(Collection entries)
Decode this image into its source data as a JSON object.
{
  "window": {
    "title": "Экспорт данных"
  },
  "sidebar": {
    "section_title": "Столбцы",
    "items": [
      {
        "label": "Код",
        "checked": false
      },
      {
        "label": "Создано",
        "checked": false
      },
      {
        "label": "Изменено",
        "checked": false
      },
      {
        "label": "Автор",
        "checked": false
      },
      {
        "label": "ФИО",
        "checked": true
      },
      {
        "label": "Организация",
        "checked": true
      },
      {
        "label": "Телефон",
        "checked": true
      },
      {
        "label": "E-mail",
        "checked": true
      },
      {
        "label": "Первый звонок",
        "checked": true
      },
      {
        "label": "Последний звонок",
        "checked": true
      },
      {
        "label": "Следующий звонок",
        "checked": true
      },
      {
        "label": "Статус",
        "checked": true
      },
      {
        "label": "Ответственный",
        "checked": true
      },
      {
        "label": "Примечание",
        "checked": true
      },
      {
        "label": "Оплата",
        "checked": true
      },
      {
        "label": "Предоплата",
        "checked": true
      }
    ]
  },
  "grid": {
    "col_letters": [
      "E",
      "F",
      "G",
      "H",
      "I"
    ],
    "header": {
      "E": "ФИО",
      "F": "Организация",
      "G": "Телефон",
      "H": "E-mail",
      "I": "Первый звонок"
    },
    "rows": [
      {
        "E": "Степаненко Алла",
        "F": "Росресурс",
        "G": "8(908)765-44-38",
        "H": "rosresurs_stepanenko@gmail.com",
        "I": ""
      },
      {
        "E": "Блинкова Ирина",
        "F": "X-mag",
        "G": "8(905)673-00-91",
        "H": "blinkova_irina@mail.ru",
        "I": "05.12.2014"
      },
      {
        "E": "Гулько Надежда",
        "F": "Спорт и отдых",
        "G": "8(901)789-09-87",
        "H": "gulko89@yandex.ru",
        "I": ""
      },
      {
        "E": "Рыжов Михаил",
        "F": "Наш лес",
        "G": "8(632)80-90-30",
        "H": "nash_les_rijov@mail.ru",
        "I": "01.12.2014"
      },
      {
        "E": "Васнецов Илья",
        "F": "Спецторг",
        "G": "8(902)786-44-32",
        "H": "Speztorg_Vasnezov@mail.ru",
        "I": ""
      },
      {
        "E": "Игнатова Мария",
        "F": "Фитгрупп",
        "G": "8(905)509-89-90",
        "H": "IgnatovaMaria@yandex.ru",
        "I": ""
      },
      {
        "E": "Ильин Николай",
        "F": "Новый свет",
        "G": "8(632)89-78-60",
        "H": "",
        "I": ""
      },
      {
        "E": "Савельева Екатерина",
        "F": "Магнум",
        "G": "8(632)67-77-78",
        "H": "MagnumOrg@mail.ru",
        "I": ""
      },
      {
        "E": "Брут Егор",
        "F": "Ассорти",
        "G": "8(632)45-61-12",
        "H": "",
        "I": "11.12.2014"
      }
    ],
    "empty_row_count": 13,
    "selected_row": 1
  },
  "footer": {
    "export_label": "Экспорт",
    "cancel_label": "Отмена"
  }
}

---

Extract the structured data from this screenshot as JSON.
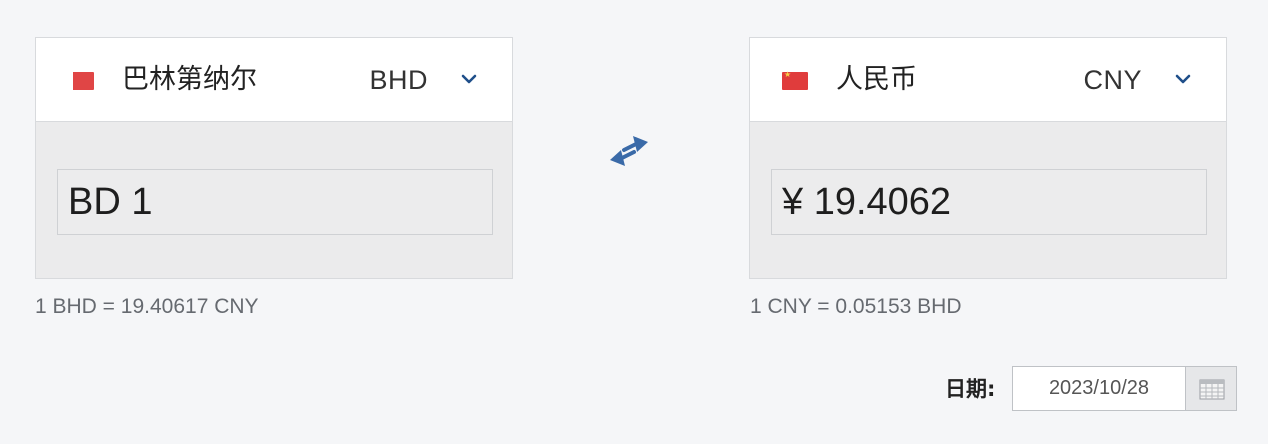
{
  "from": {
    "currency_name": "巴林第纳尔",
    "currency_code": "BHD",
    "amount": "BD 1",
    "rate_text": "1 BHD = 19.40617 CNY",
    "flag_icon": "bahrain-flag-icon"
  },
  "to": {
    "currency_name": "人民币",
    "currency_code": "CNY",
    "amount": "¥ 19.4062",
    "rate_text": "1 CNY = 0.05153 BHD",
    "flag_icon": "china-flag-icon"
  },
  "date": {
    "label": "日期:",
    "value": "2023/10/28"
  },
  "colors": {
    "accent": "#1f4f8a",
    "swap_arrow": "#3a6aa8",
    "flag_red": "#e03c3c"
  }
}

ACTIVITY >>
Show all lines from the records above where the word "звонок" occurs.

ANSWER BELOW >>
        "label": "Первый звонок",
        "label": "Последний звонок",
        "label": "Следующий звонок",
      "I": "Первый звонок"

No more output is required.